(Supplied records begins)

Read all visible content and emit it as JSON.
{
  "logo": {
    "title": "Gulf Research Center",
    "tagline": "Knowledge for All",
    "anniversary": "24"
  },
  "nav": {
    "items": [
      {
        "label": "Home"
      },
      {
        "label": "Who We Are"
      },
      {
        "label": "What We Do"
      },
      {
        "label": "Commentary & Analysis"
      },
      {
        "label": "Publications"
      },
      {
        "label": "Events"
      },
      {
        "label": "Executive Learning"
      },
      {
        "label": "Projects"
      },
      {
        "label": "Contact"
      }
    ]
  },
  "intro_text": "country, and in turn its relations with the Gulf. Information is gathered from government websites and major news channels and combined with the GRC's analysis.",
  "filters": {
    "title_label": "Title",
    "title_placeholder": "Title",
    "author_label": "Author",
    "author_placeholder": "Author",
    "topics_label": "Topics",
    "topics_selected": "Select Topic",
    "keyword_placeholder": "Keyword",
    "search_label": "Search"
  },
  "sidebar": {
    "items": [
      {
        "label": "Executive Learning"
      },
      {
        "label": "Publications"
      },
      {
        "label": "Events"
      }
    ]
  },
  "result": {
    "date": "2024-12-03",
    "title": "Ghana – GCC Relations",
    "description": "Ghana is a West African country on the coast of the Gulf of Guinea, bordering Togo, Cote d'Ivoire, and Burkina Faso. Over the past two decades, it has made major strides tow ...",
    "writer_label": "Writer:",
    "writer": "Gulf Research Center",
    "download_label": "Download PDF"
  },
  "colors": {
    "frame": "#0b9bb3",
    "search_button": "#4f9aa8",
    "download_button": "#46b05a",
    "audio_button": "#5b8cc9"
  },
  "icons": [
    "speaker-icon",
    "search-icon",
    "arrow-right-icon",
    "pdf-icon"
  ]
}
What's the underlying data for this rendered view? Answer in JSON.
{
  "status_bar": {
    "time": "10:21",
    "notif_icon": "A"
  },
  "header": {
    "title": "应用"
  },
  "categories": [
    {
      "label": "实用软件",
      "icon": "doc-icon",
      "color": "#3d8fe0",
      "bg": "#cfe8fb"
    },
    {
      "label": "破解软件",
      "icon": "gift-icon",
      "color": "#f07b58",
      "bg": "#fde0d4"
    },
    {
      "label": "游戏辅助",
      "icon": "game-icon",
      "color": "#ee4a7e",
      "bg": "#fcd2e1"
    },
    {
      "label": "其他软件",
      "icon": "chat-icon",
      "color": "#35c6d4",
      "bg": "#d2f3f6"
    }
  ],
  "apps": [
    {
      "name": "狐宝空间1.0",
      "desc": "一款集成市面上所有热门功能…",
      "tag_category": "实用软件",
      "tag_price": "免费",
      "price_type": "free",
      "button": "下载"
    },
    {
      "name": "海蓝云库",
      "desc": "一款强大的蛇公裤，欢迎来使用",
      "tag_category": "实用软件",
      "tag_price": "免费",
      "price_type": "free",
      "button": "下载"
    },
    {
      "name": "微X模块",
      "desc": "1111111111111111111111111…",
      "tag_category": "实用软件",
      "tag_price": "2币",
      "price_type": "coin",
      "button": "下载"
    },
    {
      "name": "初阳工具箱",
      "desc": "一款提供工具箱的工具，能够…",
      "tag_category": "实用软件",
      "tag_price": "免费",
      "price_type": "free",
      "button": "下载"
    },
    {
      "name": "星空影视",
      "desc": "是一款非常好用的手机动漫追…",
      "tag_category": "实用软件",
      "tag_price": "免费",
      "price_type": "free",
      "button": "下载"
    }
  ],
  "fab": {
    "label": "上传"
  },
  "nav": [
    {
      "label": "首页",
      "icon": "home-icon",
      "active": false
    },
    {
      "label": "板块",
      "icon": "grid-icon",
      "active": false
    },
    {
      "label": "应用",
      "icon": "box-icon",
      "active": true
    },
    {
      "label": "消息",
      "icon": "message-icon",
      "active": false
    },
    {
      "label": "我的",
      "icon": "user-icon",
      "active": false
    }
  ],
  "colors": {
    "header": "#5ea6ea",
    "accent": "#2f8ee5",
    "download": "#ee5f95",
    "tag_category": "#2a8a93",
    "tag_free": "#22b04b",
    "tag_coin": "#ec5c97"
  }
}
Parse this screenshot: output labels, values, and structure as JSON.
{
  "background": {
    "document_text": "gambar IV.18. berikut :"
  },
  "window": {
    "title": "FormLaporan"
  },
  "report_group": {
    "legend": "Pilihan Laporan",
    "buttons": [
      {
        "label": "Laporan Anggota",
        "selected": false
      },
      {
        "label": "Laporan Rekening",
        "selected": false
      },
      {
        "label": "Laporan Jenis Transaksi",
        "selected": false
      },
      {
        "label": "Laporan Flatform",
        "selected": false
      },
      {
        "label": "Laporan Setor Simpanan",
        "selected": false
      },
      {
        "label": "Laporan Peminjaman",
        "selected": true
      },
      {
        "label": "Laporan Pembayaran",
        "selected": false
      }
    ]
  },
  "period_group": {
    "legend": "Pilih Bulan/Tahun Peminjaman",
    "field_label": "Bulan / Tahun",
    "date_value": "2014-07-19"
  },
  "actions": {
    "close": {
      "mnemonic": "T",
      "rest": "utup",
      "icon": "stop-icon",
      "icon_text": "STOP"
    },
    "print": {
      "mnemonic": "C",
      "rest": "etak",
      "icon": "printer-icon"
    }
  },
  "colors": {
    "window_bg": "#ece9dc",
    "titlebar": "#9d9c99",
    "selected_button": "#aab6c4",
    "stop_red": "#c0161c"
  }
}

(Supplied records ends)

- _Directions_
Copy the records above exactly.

- _Written solution_
Read all visible content and emit it as JSON.
{
  "logo": {
    "title": "Gulf Research Center",
    "tagline": "Knowledge for All",
    "anniversary": "24"
  },
  "nav": {
    "items": [
      {
        "label": "Home"
      },
      {
        "label": "Who We Are"
      },
      {
        "label": "What We Do"
      },
      {
        "label": "Commentary & Analysis"
      },
      {
        "label": "Publications"
      },
      {
        "label": "Events"
      },
      {
        "label": "Executive Learning"
      },
      {
        "label": "Projects"
      },
      {
        "label": "Contact"
      }
    ]
  },
  "intro_text": "country, and in turn its relations with the Gulf. Information is gathered from government websites and major news channels and combined with the GRC's analysis.",
  "filters": {
    "title_label": "Title",
    "title_placeholder": "Title",
    "author_label": "Author",
    "author_placeholder": "Author",
    "topics_label": "Topics",
    "topics_selected": "Select Topic",
    "keyword_placeholder": "Keyword",
    "search_label": "Search"
  },
  "sidebar": {
    "items": [
      {
        "label": "Executive Learning"
      },
      {
        "label": "Publications"
      },
      {
        "label": "Events"
      }
    ]
  },
  "result": {
    "date": "2024-12-03",
    "title": "Ghana – GCC Relations",
    "description": "Ghana is a West African country on the coast of the Gulf of Guinea, bordering Togo, Cote d'Ivoire, and Burkina Faso. Over the past two decades, it has made major strides tow ...",
    "writer_label": "Writer:",
    "writer": "Gulf Research Center",
    "download_label": "Download PDF"
  },
  "colors": {
    "frame": "#0b9bb3",
    "search_button": "#4f9aa8",
    "download_button": "#46b05a",
    "audio_button": "#5b8cc9"
  },
  "icons": [
    "speaker-icon",
    "search-icon",
    "arrow-right-icon",
    "pdf-icon"
  ]
}
What's the underlying data for this rendered view? Answer in JSON.
{
  "status_bar": {
    "time": "10:21",
    "notif_icon": "A"
  },
  "header": {
    "title": "应用"
  },
  "categories": [
    {
      "label": "实用软件",
      "icon": "doc-icon",
      "color": "#3d8fe0",
      "bg": "#cfe8fb"
    },
    {
      "label": "破解软件",
      "icon": "gift-icon",
      "color": "#f07b58",
      "bg": "#fde0d4"
    },
    {
      "label": "游戏辅助",
      "icon": "game-icon",
      "color": "#ee4a7e",
      "bg": "#fcd2e1"
    },
    {
      "label": "其他软件",
      "icon": "chat-icon",
      "color": "#35c6d4",
      "bg": "#d2f3f6"
    }
  ],
  "apps": [
    {
      "name": "狐宝空间1.0",
      "desc": "一款集成市面上所有热门功能…",
      "tag_category": "实用软件",
      "tag_price": "免费",
      "price_type": "free",
      "button": "下载"
    },
    {
      "name": "海蓝云库",
      "desc": "一款强大的蛇公裤，欢迎来使用",
      "tag_category": "实用软件",
      "tag_price": "免费",
      "price_type": "free",
      "button": "下载"
    },
    {
      "name": "微X模块",
      "desc": "1111111111111111111111111…",
      "tag_category": "实用软件",
      "tag_price": "2币",
      "price_type": "coin",
      "button": "下载"
    },
    {
      "name": "初阳工具箱",
      "desc": "一款提供工具箱的工具，能够…",
      "tag_category": "实用软件",
      "tag_price": "免费",
      "price_type": "free",
      "button": "下载"
    },
    {
      "name": "星空影视",
      "desc": "是一款非常好用的手机动漫追…",
      "tag_category": "实用软件",
      "tag_price": "免费",
      "price_type": "free",
      "button": "下载"
    }
  ],
  "fab": {
    "label": "上传"
  },
  "nav": [
    {
      "label": "首页",
      "icon": "home-icon",
      "active": false
    },
    {
      "label": "板块",
      "icon": "grid-icon",
      "active": false
    },
    {
      "label": "应用",
      "icon": "box-icon",
      "active": true
    },
    {
      "label": "消息",
      "icon": "message-icon",
      "active": false
    },
    {
      "label": "我的",
      "icon": "user-icon",
      "active": false
    }
  ],
  "colors": {
    "header": "#5ea6ea",
    "accent": "#2f8ee5",
    "download": "#ee5f95",
    "tag_category": "#2a8a93",
    "tag_free": "#22b04b",
    "tag_coin": "#ec5c97"
  }
}
Parse this screenshot: output labels, values, and structure as JSON.
{
  "background": {
    "document_text": "gambar IV.18. berikut :"
  },
  "window": {
    "title": "FormLaporan"
  },
  "report_group": {
    "legend": "Pilihan Laporan",
    "buttons": [
      {
        "label": "Laporan Anggota",
        "selected": false
      },
      {
        "label": "Laporan Rekening",
        "selected": false
      },
      {
        "label": "Laporan Jenis Transaksi",
        "selected": false
      },
      {
        "label": "Laporan Flatform",
        "selected": false
      },
      {
        "label": "Laporan Setor Simpanan",
        "selected": false
      },
      {
        "label": "Laporan Peminjaman",
        "selected": true
      },
      {
        "label": "Laporan Pembayaran",
        "selected": false
      }
    ]
  },
  "period_group": {
    "legend": "Pilih Bulan/Tahun Peminjaman",
    "field_label": "Bulan / Tahun",
    "date_value": "2014-07-19"
  },
  "actions": {
    "close": {
      "mnemonic": "T",
      "rest": "utup",
      "icon": "stop-icon",
      "icon_text": "STOP"
    },
    "print": {
      "mnemonic": "C",
      "rest": "etak",
      "icon": "printer-icon"
    }
  },
  "colors": {
    "window_bg": "#ece9dc",
    "titlebar": "#9d9c99",
    "selected_button": "#aab6c4",
    "stop_red": "#c0161c"
  }
}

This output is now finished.